Coastal fisheries surveys have also been conducted within Toronto Harbour since 1989 in order to track the effectiveness of Remedial Action Plan (RAP) remedial measures for the Toronto & Region Area of Concern (AOC). AOCs are formally recognized by the governments of Canada and the United States in the Great Lakes Water Quality Agreement (GLWQA) amendments of 1987. A total of 19,960 fish records were collected from 112 coastal monitoring sites in 2017. Additional coastal fish and habitat assessments are also regularly conducted within the Toronto area waterfront in support of various habitat restoration projects, environmental assessments and research studies.

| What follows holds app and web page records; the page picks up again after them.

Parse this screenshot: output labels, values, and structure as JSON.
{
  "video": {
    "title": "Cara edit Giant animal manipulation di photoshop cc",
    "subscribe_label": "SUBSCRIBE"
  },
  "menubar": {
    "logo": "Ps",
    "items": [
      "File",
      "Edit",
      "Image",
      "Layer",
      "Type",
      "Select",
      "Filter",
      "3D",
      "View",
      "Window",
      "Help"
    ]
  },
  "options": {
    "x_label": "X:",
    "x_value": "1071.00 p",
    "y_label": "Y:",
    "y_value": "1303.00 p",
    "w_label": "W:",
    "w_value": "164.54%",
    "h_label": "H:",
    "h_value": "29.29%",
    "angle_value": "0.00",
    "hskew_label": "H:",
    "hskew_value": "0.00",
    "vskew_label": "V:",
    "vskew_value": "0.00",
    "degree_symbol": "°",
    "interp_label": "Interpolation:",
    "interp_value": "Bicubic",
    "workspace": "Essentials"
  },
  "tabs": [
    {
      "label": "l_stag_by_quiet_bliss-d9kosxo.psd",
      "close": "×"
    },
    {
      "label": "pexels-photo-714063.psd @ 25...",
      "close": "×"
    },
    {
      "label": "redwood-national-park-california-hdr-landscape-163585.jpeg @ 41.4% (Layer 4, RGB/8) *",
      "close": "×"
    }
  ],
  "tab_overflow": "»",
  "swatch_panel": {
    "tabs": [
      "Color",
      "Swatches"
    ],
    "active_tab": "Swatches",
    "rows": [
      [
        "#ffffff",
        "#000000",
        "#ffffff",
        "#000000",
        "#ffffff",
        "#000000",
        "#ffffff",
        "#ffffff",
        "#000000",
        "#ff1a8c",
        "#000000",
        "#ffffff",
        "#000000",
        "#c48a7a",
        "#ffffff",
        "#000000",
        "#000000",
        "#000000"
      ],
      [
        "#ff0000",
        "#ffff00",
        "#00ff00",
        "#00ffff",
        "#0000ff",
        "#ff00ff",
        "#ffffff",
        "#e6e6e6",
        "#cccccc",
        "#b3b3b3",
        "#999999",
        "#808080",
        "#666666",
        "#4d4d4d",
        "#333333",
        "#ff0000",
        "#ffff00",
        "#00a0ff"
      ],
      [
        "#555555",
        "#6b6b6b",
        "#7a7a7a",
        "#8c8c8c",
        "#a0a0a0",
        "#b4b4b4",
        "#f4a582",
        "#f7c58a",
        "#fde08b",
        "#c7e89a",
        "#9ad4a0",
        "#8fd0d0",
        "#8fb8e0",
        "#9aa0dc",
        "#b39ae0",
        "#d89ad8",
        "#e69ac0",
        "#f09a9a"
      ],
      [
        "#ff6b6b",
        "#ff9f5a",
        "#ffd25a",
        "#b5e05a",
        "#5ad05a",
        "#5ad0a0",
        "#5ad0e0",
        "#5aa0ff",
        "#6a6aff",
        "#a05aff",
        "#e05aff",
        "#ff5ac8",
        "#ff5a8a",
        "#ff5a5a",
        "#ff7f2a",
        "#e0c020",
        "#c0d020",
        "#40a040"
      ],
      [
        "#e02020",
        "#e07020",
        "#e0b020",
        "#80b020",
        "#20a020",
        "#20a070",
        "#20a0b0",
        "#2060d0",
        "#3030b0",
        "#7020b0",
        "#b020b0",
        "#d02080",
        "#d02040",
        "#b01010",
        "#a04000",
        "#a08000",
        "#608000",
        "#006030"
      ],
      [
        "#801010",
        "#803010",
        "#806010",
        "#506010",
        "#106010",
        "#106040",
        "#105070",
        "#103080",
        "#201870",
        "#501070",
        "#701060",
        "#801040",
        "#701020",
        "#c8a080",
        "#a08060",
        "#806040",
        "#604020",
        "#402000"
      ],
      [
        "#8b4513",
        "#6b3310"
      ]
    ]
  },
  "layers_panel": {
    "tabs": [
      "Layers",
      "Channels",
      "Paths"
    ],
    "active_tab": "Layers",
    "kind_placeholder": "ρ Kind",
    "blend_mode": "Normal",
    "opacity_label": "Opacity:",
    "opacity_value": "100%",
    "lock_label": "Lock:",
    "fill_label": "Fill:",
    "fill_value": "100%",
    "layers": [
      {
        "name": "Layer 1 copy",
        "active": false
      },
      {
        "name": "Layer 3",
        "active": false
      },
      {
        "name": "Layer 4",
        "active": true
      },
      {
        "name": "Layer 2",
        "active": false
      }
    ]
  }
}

TRCA also coordinates Aquatic Habitat Toronto (AHT), a group of agencies that have a vested interest in the improvement of aquatic habitat on the Toronto Waterfront. AHT is focused on completing the goals of the Toronto Waterfront Aquatic Habitat Restoration Strategy and the Fishing In Your Backyard: An Urban Recreational Fisheries Strategy for the Lake Ontario Northwest Waterfront, as well as working with academia on a multi-year fish-tagging study.
TRCA collects water temperature data using seasonal and year-round temperature loggers. Temperature is a major factor that determines which aquatic species, fish or bugs, live in a particular stream. For example, Brook Trout rely on groundwater upwellings for spawning. Tracking water temperature can also indicate the influence of groundwater on a watercourse. Toronto watersheds are historically dominated by coldwater stream conditions. The more urbanized the surrounding landscape becomes, the higher the water temperatures. This data helps to measure the effects of urbanization and climate change on stream health. In 2017, water temperature data was collected from 104 in-stream monitoring locations plus 54 locations along the Toronto area waterfront.

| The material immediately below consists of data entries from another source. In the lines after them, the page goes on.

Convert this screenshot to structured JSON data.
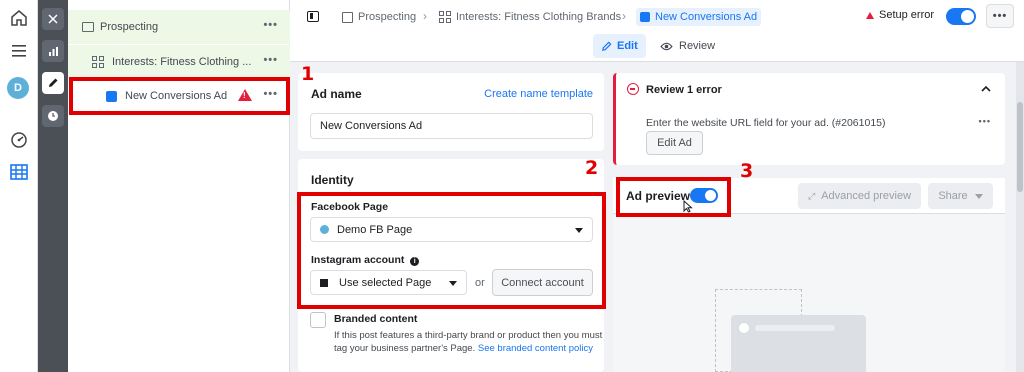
{
  "rail": {
    "avatar_letter": "D"
  },
  "tree": {
    "campaign": "Prospecting",
    "adset": "Interests: Fitness Clothing ...",
    "ad": "New Conversions Ad",
    "more": "•••"
  },
  "breadcrumb": {
    "campaign": "Prospecting",
    "adset": "Interests: Fitness Clothing Brands",
    "ad": "New Conversions Ad",
    "sep": "›"
  },
  "header": {
    "setup_error": "Setup error",
    "more": "•••",
    "edit_tab": "Edit",
    "review_tab": "Review"
  },
  "ad_name": {
    "title": "Ad name",
    "template_link": "Create name template",
    "value": "New Conversions Ad"
  },
  "identity": {
    "title": "Identity",
    "fb_label": "Facebook Page",
    "fb_value": "Demo FB Page",
    "ig_label": "Instagram account",
    "ig_value": "Use selected Page",
    "or": "or",
    "connect": "Connect account",
    "branded_title": "Branded content",
    "branded_desc_1": "If this post features a third-party brand or product then you must",
    "branded_desc_2": "tag your business partner's Page.",
    "branded_link": "See branded content policy"
  },
  "review": {
    "title": "Review 1 error",
    "message": "Enter the website URL field for your ad. (#2061015)",
    "more": "•••",
    "edit_ad": "Edit Ad"
  },
  "preview": {
    "label": "Ad preview",
    "advanced": "Advanced preview",
    "share": "Share"
  },
  "annotations": {
    "n1": "1",
    "n2": "2",
    "n3": "3"
  },
  "colors": {
    "accent": "#1877f2",
    "error": "#e41e3f",
    "annotation": "#e00000"
  }
}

West Nile Virus Larvae
Mosquito larvae populations are surveyed through the West Nile Virus Surveillance and Monitoring Program. The data collected are used to identify sites of potential concern or hotspots and then follow up with appropriate management actions. LEARN MORE.

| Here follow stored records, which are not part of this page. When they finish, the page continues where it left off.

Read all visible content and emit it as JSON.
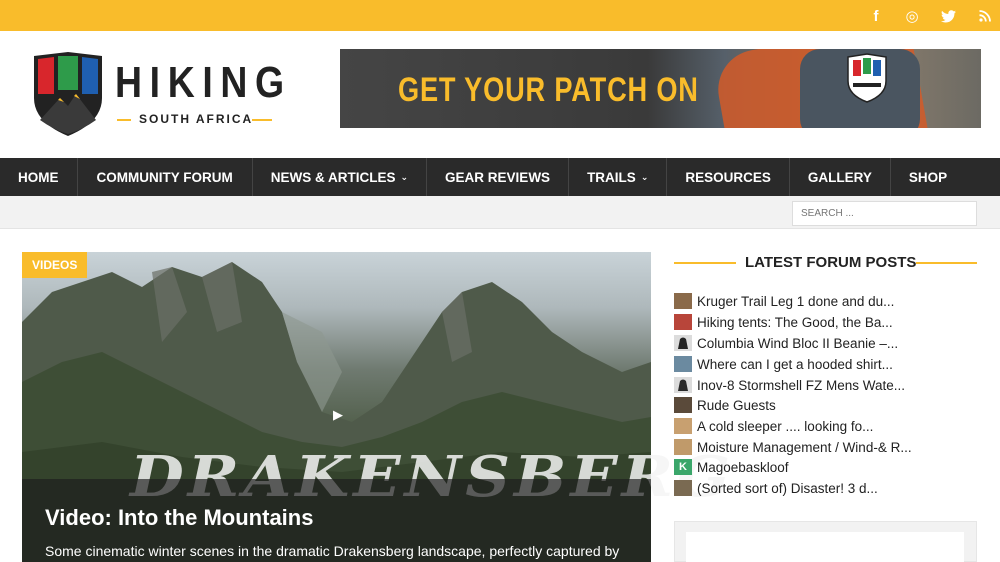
{
  "social": {
    "icons": [
      "facebook-icon",
      "instagram-icon",
      "twitter-icon",
      "rss-icon"
    ],
    "glyphs": [
      "f",
      "◎",
      "🐦",
      "≋"
    ]
  },
  "logo": {
    "title": "HIKING",
    "subtitle": "SOUTH AFRICA"
  },
  "banner": {
    "text": "GET YOUR PATCH ON"
  },
  "nav": {
    "items": [
      {
        "label": "HOME",
        "dropdown": false
      },
      {
        "label": "COMMUNITY FORUM",
        "dropdown": false
      },
      {
        "label": "NEWS & ARTICLES",
        "dropdown": true
      },
      {
        "label": "GEAR REVIEWS",
        "dropdown": false
      },
      {
        "label": "TRAILS",
        "dropdown": true
      },
      {
        "label": "RESOURCES",
        "dropdown": false
      },
      {
        "label": "GALLERY",
        "dropdown": false
      },
      {
        "label": "SHOP",
        "dropdown": false
      }
    ]
  },
  "search": {
    "placeholder": "SEARCH ..."
  },
  "feature": {
    "tag": "VIDEOS",
    "overlay_text": "DRAKENSBERG",
    "title": "Video: Into the Mountains",
    "excerpt": "Some cinematic winter scenes in the dramatic Drakensberg landscape, perfectly captured by"
  },
  "forum": {
    "heading": "LATEST FORUM POSTS",
    "posts": [
      {
        "title": "Kruger Trail Leg 1 done and du...",
        "thumb_color": "#8a6a4a"
      },
      {
        "title": "Hiking tents: The Good, the Ba...",
        "thumb_color": "#b8453a"
      },
      {
        "title": "Columbia Wind Bloc II Beanie –...",
        "thumb_color": "#222222"
      },
      {
        "title": "Where can I get a hooded shirt...",
        "thumb_color": "#6b8aa0"
      },
      {
        "title": "Inov-8 Stormshell FZ Mens Wate...",
        "thumb_color": "#2a2a2a"
      },
      {
        "title": "Rude Guests",
        "thumb_color": "#5a4a3a"
      },
      {
        "title": "A cold sleeper .... looking fo...",
        "thumb_color": "#c8a070"
      },
      {
        "title": "Moisture Management / Wind-& R...",
        "thumb_color": "#c09a6a"
      },
      {
        "title": "Magoebaskloof",
        "thumb_color": "#3aa66a",
        "letter": "K"
      },
      {
        "title": "(Sorted sort of) Disaster! 3 d...",
        "thumb_color": "#7a6a52"
      }
    ]
  }
}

What are the data telling us?
Data analyses continues to show that streams in urban areas with high road densities are less healthy. This suggests that decreases in urban area and road density, as well as increases in natural cover (e.g. % forest), will maintain or improve the health of our watersheds in the future. This map shows the average health of aquatic habitats and communities across TRCA watersheds.
Healthier sites are generally located in coldwater streams in the upper reaches of the watersheds where there is low levels of urbanization (<10%) and relatively high levels of forest cover (12-40%). Individual monitoring sites in good health are usually located in the Duffins Creek, Rouge River and Humber River watersheds.
Unhealthy sites are typically located in streams surrounded by high levels of urbanization (63-100%) and low levels of forest cover (<2%). These sites also tend to have man-made modifications such as concrete lined channels. Most of the impaired sites are located in the Mimico Creek, Don River and Highland Creek watersheds.
Rick Portiss, Senior Manager
Environmental Monitoring and Data Management